Thursday, September 20th, 2012 by Office Personnel
What are Underpins?
Underpins, commonly referred to as micropiles or mini-piles, are steel, hollow pipes which are advanced into the earth until a competent bearing strata is achieved. Underpins are typically less than five inches in diameter with a wall thickness ranging from 0.203 inches to 0.375 inches. Underpins are attached to the foundation of a structure wit a properly designed bracket system and the underpin pipe piles are advanced into the earth with either hydraulic rams or a rotary motor, depending on the underpin system being used. The 2007 Florida Building Code has defined Micropiles and Pile Foundations within Chapter 18, section 1808. The definition of underpins are used throughout the industry to date would be encompassed in these definitions.
Why Permit Foundation Restoration Plans?
Foundation Restoration Plans are construction documents which depict the manner in which an existing structure's foundation is to be restored/stabilized. Foundation restoration documents are to be designed by a licensed professionals in accordance with the 2007 Florida Building Code. Foundation restoration documents involving the use of underpins are typically designed to supplement and/or restore an existing foundation that has been affected by displacement.
Displacement could be the result of subsurface mechanism(s) or the result of original construction deficiencies with the foundation. In either case, the underpins are used to transfer the load of the structure from the soil beneath the foundation to a deeper end bearing stratum. The addition of these deep foundation load bearing components changes the manner in which the structure transfers and distributes loads.
It is therefore highly recommended that the development of foundation restoration place be designed by a qualified and licensed professional and that these place be submitted and permitted through the governing building department.
What are the Different Approaches to Underpinning?
Although underpins are typically used to life and re-level structures damaged by movement, there are three main approaches to underpinning. These approaches are Stabilitive, Restorative, and Preventative.
A Stabilitive approach is based on underpinning the load bearing components of the affected portion of the structure, which transfers the load from the problematic soils to the underpins though to an end bearing strata. This approach is not intended to achieve any life to the structure or intended to restore the structure to a pre-event state, solely prevent future movement or installed in a contingency capacity.
A Restorative approach is used to return the portion of the affected structure to a pre-event state by hydraulically lifting the structure. The restorative approach not only addresses the load bearing components of the structure but also addresses the floor slab in order to adequately support the structural system during the lifting phase.
The Preventative approach is incorporated when the threat of future displacement due to problematic soil conditions exists and the structure requires isolation from these problematic soils. In this case, the integrity of the entire structure is taken into consideration and all the loaded bearing components and non-bearing components are underpinned.
Each approach is governed by the subsurface mechanism affecting the structure, the existing conditions of the structure, and the extent of the displacement related to damage.
What's Involved in Reviewing a Set of Foundation Restoration Plans?

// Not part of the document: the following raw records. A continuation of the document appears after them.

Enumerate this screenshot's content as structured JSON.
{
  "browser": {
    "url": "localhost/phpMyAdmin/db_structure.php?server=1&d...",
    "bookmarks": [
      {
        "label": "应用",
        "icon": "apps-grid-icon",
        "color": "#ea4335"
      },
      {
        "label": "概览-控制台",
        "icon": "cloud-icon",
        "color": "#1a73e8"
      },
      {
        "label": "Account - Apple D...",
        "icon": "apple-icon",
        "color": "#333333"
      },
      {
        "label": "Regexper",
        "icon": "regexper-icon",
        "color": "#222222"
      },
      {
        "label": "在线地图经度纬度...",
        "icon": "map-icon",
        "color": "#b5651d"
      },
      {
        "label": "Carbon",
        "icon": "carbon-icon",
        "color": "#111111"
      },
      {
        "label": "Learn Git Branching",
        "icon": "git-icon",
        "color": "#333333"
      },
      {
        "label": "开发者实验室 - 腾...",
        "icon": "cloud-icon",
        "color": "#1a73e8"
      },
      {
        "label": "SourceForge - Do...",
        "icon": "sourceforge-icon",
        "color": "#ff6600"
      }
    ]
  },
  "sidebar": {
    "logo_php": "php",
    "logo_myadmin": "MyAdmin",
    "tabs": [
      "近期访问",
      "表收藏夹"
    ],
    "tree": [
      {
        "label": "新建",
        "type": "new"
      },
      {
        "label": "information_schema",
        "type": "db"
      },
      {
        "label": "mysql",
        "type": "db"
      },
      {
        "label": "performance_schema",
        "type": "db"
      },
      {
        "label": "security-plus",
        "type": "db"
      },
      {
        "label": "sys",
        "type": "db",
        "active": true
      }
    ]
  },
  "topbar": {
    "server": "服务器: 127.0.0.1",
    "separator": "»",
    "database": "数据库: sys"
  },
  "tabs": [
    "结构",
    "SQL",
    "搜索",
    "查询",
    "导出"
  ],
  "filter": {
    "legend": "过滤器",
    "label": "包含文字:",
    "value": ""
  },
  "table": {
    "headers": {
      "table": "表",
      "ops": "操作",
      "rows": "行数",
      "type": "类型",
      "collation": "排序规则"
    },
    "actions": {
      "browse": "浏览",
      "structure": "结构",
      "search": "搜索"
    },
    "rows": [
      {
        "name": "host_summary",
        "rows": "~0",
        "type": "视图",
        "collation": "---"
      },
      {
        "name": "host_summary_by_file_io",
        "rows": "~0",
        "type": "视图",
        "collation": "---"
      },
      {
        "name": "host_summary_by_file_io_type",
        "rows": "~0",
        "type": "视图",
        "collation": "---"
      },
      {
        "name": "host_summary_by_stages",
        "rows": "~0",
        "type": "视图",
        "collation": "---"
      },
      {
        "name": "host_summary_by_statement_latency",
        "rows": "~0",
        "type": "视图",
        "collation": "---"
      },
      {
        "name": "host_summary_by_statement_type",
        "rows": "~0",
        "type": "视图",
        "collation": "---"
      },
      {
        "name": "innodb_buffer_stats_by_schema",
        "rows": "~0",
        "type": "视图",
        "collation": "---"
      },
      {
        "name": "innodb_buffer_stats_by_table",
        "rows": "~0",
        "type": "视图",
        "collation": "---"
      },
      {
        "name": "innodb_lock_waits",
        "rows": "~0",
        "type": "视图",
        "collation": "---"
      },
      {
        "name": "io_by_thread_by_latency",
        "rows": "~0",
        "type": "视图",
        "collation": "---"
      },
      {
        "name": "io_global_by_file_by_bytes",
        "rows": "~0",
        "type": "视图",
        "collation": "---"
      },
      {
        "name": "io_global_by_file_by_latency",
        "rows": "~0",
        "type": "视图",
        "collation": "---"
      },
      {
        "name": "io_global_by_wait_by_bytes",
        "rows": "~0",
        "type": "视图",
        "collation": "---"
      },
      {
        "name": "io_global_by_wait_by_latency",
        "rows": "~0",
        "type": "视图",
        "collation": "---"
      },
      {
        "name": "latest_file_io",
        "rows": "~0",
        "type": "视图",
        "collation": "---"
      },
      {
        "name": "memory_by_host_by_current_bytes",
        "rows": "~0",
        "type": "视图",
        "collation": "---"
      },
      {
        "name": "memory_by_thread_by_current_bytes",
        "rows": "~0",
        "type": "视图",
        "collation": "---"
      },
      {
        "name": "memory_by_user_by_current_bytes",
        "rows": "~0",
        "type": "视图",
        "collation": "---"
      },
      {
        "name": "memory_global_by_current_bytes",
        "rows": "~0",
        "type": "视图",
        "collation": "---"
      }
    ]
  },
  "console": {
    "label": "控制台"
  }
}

Reviewing a set of Foundation Restoration Plans will be similar to reviewing any standard set of construction/restoration documents. The Foundation Restoration Plan set could be divided into four sections.
The first section would be considered the General Plan Requirements, which should include all the information typical to a standard set of construction drawings, including the loading requirements, material strengths, and the name and sealed signature of the person responsible for preparing the construction documents.
The next section would be the Floor Plan Requirements. This section should include a floor plan with dimensioned locations of the proposed foundation underpins. These underpins should be numbered and easily identified within the plans which should include, but be limited to, the recommended pile type, designated bearing stratum, and the center to the center spacing.
The final section should include any and all details necessary for the implementation of the proposed foundation restoration.
Included with this document, one should find an Underpin Plan Review Checklist which serves as a guide when reviewing a Foundation Restoration Plan set.
If you have any questions regarding any of the above mentioned materials, please do not hesitate to contact FAS3.